universal affordable health care and social security in sickness and old age
― are the hallmarks of God’s oikonomia, or economy.
Gloria Albrecht, an ethics professor from Detroit, and Bill Saint of Fairfax,
Va., a development specialist and former employee of the World Bank, told
the National Elders conference on July 1 that God has provided us enough to
“If we do it right, there’s enough for all,” said Albrecht, co-moderator of
the PC(USA)’s Advisory Committee on Social Witness Policy. “It’s how we
choose to distribute the ‘enough’ that’s in God’s economy” that has created

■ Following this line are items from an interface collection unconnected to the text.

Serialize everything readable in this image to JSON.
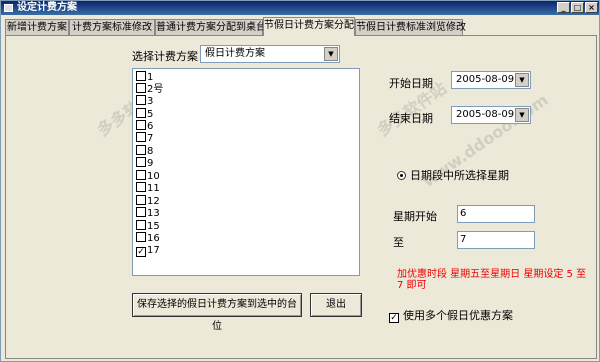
{
  "window": {
    "title": "设定计费方案",
    "controls": [
      "_",
      "□",
      "×"
    ]
  },
  "tabs": [
    {
      "label": "新增计费方案",
      "active": false
    },
    {
      "label": "计费方案标准修改",
      "active": false
    },
    {
      "label": "普通计费方案分配到桌台",
      "active": false
    },
    {
      "label": "节假日计费方案分配",
      "active": true
    },
    {
      "label": "节假日计费标准浏览修改",
      "active": false
    }
  ],
  "scheme": {
    "label": "选择计费方案：",
    "selected": "假日计费方案"
  },
  "list": {
    "items": [
      {
        "label": "1",
        "checked": false
      },
      {
        "label": "2号",
        "checked": false
      },
      {
        "label": "3",
        "checked": false
      },
      {
        "label": "5",
        "checked": false
      },
      {
        "label": "6",
        "checked": false
      },
      {
        "label": "7",
        "checked": false
      },
      {
        "label": "8",
        "checked": false
      },
      {
        "label": "9",
        "checked": false
      },
      {
        "label": "10",
        "checked": false
      },
      {
        "label": "11",
        "checked": false
      },
      {
        "label": "12",
        "checked": false
      },
      {
        "label": "13",
        "checked": false
      },
      {
        "label": "15",
        "checked": false
      },
      {
        "label": "16",
        "checked": false
      },
      {
        "label": "17",
        "checked": true
      }
    ]
  },
  "dates": {
    "start_label": "开始日期",
    "start_value": "2005-08-09",
    "end_label": "结束日期",
    "end_value": "2005-08-09"
  },
  "weekday": {
    "radio_label": "日期段中所选择星期",
    "start_label": "星期开始",
    "start_value": "6",
    "to_label": "至",
    "end_value": "7"
  },
  "hint": "加优惠时段  星期五至星期日   星期设定 5 至 7 即可",
  "buttons": {
    "save": "保存选择的假日计费方案到选中的台位",
    "exit": "退出"
  },
  "multi_scheme": {
    "label": "使用多个假日优惠方案",
    "checked": true
  },
  "watermark": {
    "text": "多多软件站",
    "url": "www.ddooo.com"
  }
}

the sharp spike in income inequality and other serious problems over the
past 30 years or so.
She said that one of the moral principles in God’s economy is that people of

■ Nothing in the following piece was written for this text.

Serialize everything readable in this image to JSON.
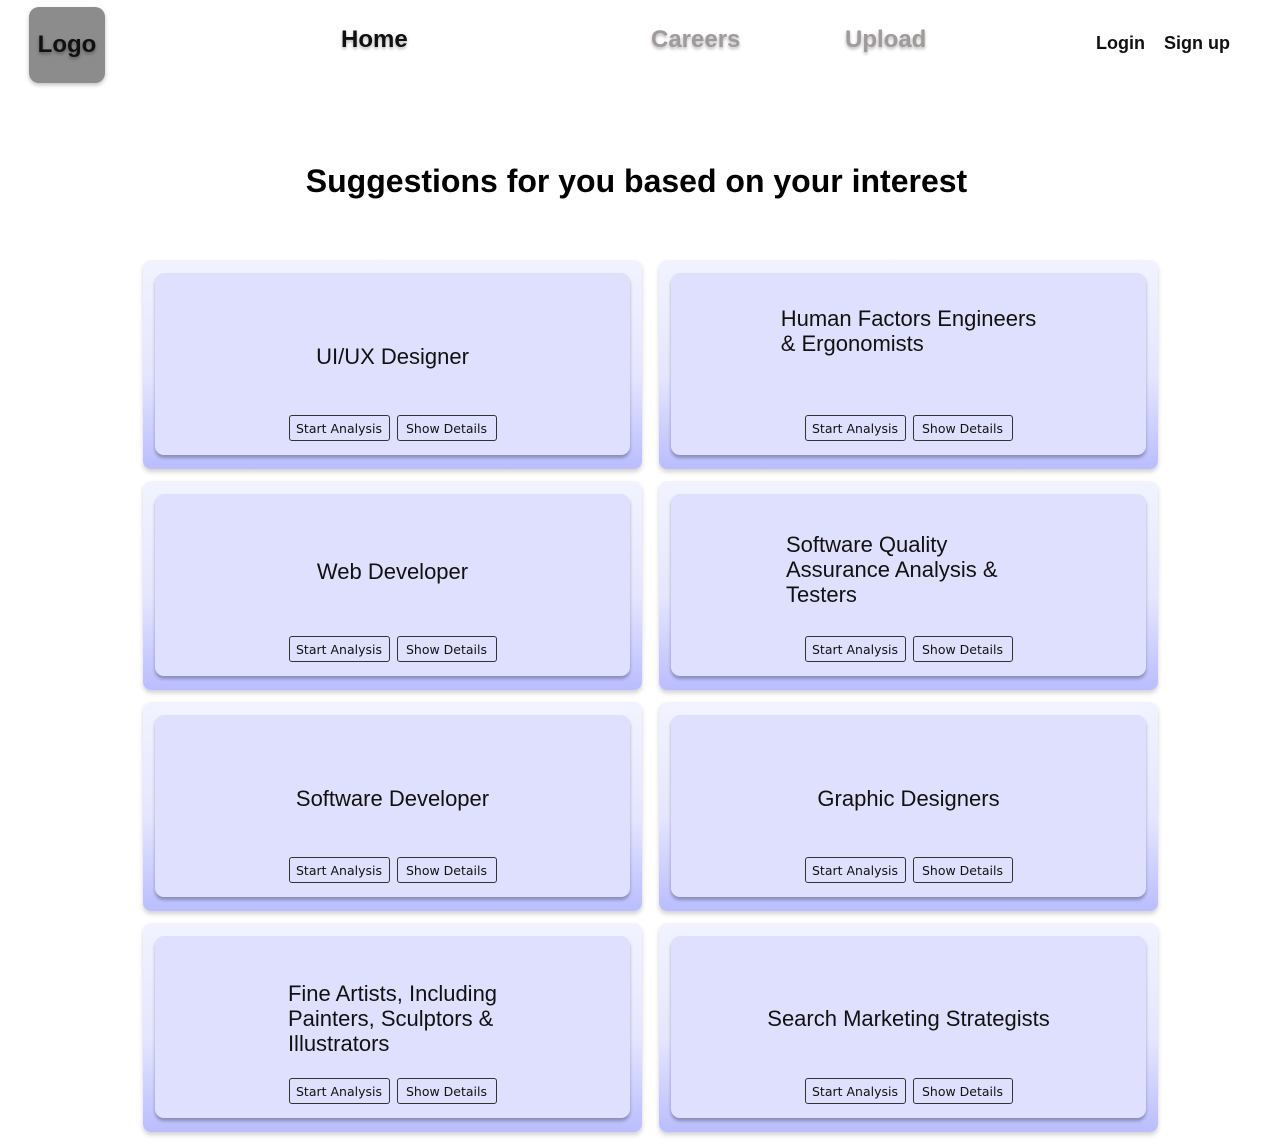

faith can use their work as a vocation, serving both God and neighbor.
“It’s not just priests and nuns who serve God through their work,” Albrecht
In response to a mandate by the 219th General Assembly, ACSWP is
studying the effects of the most recent recession. Albrecht and Saint used
elders’ input during a 90-minute workshop to help shape the committee’s
In small groups, elders answered such questions as “What moral principles
do you see in God’s economy” and “How can we live in the economy of
For more on PC(USA) social witness policies, visit the ACSWP Web site.
Mike Ferguson, a member of United Presbyterian Church in Lone Tree,
Iowa, and a reporter for the Muscatine Journal, is covering the National
Elders Conference at Big Tent for PNS.